Long before the term “influencer” was coined, young people played that social role by creating and interpreting trends. Now a new generation of influencers has come on the scene. Members of Gen Z—loosely, people born from 1995 to 2010—are true digital natives: from earliest youth, they have been exposed to the internet, to social networks, and to mobile systems. That context has produced a hypercognitive generation very comfortable with collecting and cross-referencing many sources of information and with integrating virtual and offline experiences. As global connectivity soars, generational shifts could come to play a more important role in setting behavior than socioeconomic differences do. Young people have become a potent influence on people of all ages and incomes, as well as on the way those people consume and relate to brands. In Brazil, Gen Z already makes up 20 percent of the country’s population. McKinsey recently collaborated with Box1824, a research agency specializing in consumer trends, to conduct a survey investigating the behaviors of this new generation and its influence on consumption patterns in Brazil.1 The survey coupled qualitative insights about Gen Z in three of the country’s major cities (Recife, Rio de Janeiro, and São Paulo) with multigenerational quantitative data that cut across socioeconomic classes. Our goal was to understand how this new generation’s views might affect the broader population, as well as consumption in general.
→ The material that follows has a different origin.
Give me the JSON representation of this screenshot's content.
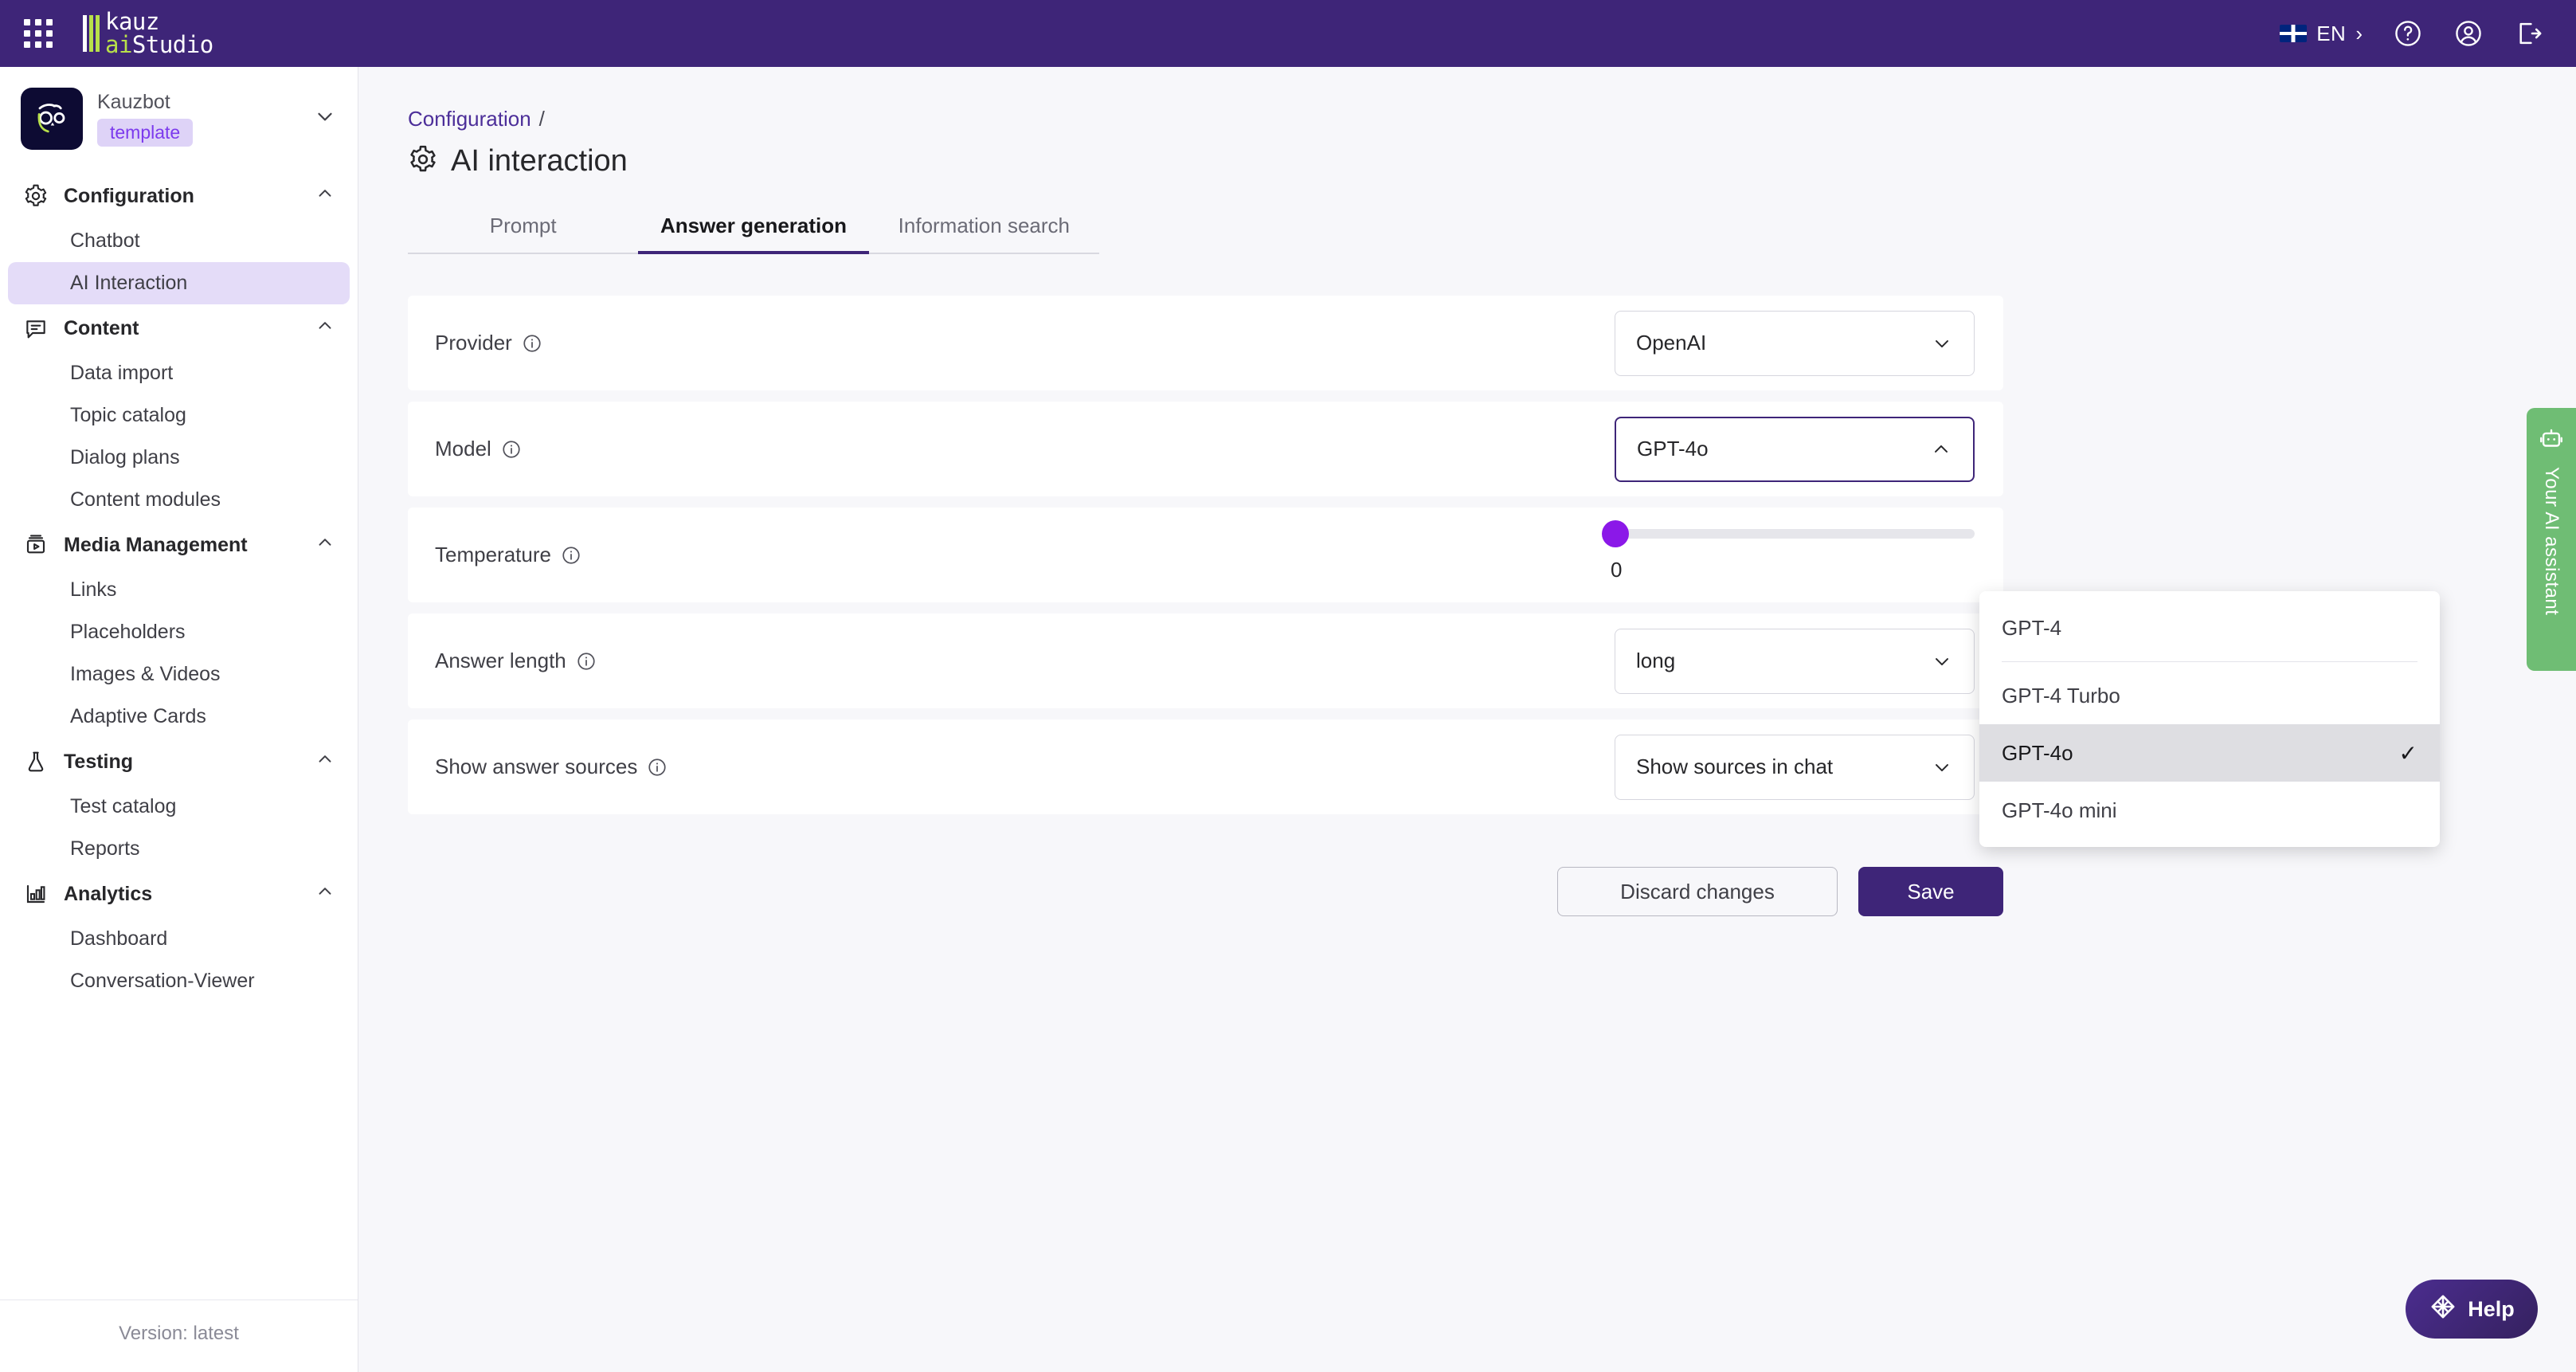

Our study based on the survey reveals four core Gen Z behaviors, all anchored in one element: this generation’s search for truth. Gen Zers value individual expression and avoid labels. They mobilize themselves for a variety of causes. They believe profoundly in the efficacy of dialogue to solve conflicts and improve the world. Finally, they make decisions and relate to institutions in a highly analytical and pragmatic way. That is why, for us, Gen Z is “True Gen.” In contrast, the previous generation—the millennials, sometimes called the “me generation”—got its start in an era of economic prosperity and focuses on the self. Its members are more idealistic, more confrontational, and less willing to accept diverse points of view.
The millennial generation is extensively influenced by technology. This generation has had access to mobile phones, digital equipments and the internet. The Millennials prefer text messaging, IMing, and social networking sites rather than conventional forms of communication such as phone conversations (Godwin-Jones 13). Consequently, technologically-inflected version of English has evolved. There has been fear that the technologically-inflected version of English is having effects on standard written English. Although the Millennial generation has learnt to code switch between the two versions of English depending on audience, it is unquestionable that technologically- inflected version of English is affecting standard written English.Use of technologically-inflected version of English has effect on standard written English despite of code switching between the two. Text messaging, blogging, IMing, social networking sites and other modern forms communication have become common and frequent (Godwin-Jones 17). The language used in the new forms of communication is likely to find its way to Standard Written English. For example, frequent use of abbreviations such as HR, HRD, HOD, and ALT in Standard English can be attributed to frequent use of technologically-inflected version of English.Code switching is a common practice in the multilingual world. Individuals have to switch from one language to another in order to communicate effectively. In most cases code switching is common in minority linguistic groups while in a dominant language (Auer 78). The practice is also common in bilingual or multilingual individuals. Individuals who code switch tend to choose the language to use automatically depending on their audience. Technology has led to unmistakable two versions of English. The millennial generation’s version of English does not adhere to standard words and rules in Standard English. Words such as ‘wassup’ ‘gd ngt’ ‘gr8’ ‘luv u’ have evolved because of need to write shorten words and phrases when text-messaging and IMing. The millennial generation has perfected in use of the technologically-inflected version of English considering that they have been brought up during the era of technology (Godwin-Jones 19). However, the Millennials have to communicate with other individual in the society. In school, they have to communicate with their educators, write academic essays and make presentations. In such situations, they have to use Standard English rather than the technologically-inflected version of English.
In the end, the companies who will succeed in this new world are those who have reimagined activities that were typically done in the physical world as digital experiences. And for many consumers, these new digital experiences, from home workouts to order-ahead grocery pickups, have often proved more enjoyable and more convenient than those offline. For Gen Z, this is nothing new. They’ve never drawn a distinction between the physical and the digital world. For them, whether online or offline, the critical element is that you can seamlessly move between each. They’re leading this shift in consumer behavior with their digital fluency and articulating nothing less than a new paradigm for digital experiences.
Auer, Peter. Code-Switching in Conversation: Language, Interaction and Identity. New York: Routledge, 2002.
Godwin-Jones, Robert. Emerging Technologies: Messaging, Gaming, Peer-to-Peer Sharing Language Learning Strategies & Tools for the Millennial Generation. Language, Learning & Technology 9.1 (2005): 17-22.